The blessed land of Gurus
Reviewed by Kanwalpreet

Life-style of the People of Punjab
Pages 204. Rs 295.

Sikh Religion: Democratic Ideals and Institutions
Pages 179. Rs 250. Both the books by Dr Sudarshan Singh. 
Singh Brothers, Amritsar.

A fertile State with robust, hard-working people and home to a young but a modern, dynamic religion, Sikhism, Punjab has been the focus of research by various scholars. Sudarshan Singh has dealt deftly with Punjab and its various facets in his two books. In Life-style of the People of Punjab, he mentions about the society, culture and the way of life of the people of Punjab in the past as well as in the present times. Sudarshan’s study has been intense, for there is a liberal use of material through which he compares the rituals, customs of the people down the ages. For example, he compares the position of women during the earlier and later Vedic Age and puts forth the views of the Ten Gurus regarding the status of women and how each of the Gurus worked to achieving that respect for women by exhorting their followers. He proves this by quoting from the holy Guru Granth Sahib.

The Vedas offer insight into the lives of the Aryans and the others living in that era. So, Sudarshan discusses the life of the people during those times by selectively consulting the Vedas. He elaborates on the various ways of recreation, amusement of the people along with discussing the ills that were making the society redundant. Thus, the chapter discussing the socio-religious reforms is on a serious note, where he lists the efforts of various organisations like the Brahmo Samaj, Arya Samaj and Singh Sabha that worked towards eradicating the evils that afflicted the society at large.

The chapter Changes in Punjab Under the British Administration sets the pace of the book, discussing the development of education in Punjab, the changes made in the measurement of land and how the British government made landmark changes in the administration of the possession of land. This chapter is a virtual repository of facts. Another chapter, The Religious Beliefs and Customs of the People, is on a lighter note, where the common concepts of nazar (the evil eye), jara or mantar (animal magnetism) and mock marriage are explained.

The second book, Sikh Religion, Democratic Ideals and Institutions, is aptly titled because it discusses the democratic institutions like sangat, langar and the Khalsa brotherhood that are in the Sikh fold. The author puts forth his views regarding the democratic ideals as enshrined in Sikhism. The book follows a set pattern. After giving the background of the society in which these institutions originated and flourished, they are discussed in detail. The author goes a step further by discussing how each Guru moulded the respective institution. He beautifully weaves the comparison of the laws prevalent in different times in the Sikh, Hindu and Muslim societies. At places, he even puts forth the views of the Buddhist and Jain sects. He quotes Buddha’s views regarding women joining the sect: "Buddha was not in favour of their inclusion in the Buddhist order and when he reluctantly agreed, he said that Buddhism would not stay for long".

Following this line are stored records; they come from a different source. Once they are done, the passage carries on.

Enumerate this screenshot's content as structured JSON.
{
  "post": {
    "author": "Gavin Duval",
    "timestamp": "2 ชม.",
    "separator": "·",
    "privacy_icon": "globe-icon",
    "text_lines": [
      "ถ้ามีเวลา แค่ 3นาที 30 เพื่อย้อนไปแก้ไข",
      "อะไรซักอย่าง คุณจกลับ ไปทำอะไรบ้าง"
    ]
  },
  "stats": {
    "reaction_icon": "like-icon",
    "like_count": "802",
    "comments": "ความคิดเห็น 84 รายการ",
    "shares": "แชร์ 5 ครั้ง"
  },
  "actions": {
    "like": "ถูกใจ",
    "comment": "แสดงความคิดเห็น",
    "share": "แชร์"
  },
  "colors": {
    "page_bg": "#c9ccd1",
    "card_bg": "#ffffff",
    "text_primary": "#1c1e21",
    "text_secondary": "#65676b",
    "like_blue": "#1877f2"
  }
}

The need for an institution like langar is discussed. He writes, "He (Guru Nanak) started the langar as a crusade against social injustice, oppression and tyranny of the caste system. In this institution, the ideals of love and service, fraternity and equality were taught and practiced by the followers of the Guru. He taught the people that all men were the children of God and, as such, all were brothers."

The book is rich with information but is abrupt at times. It seems that the author is in a hurry to put all the material in print and share it with his readers. For example, the illustrious life of Sayid Buddhu Shah, who sacrificed his sons and 500 followers, has only got a cursory glance from the author. For the layman, it becomes difficult to fathom the role of Buddhu Shah and his supreme sacrifice for the Tenth Guru. On the whole, the books are enriching and interesting.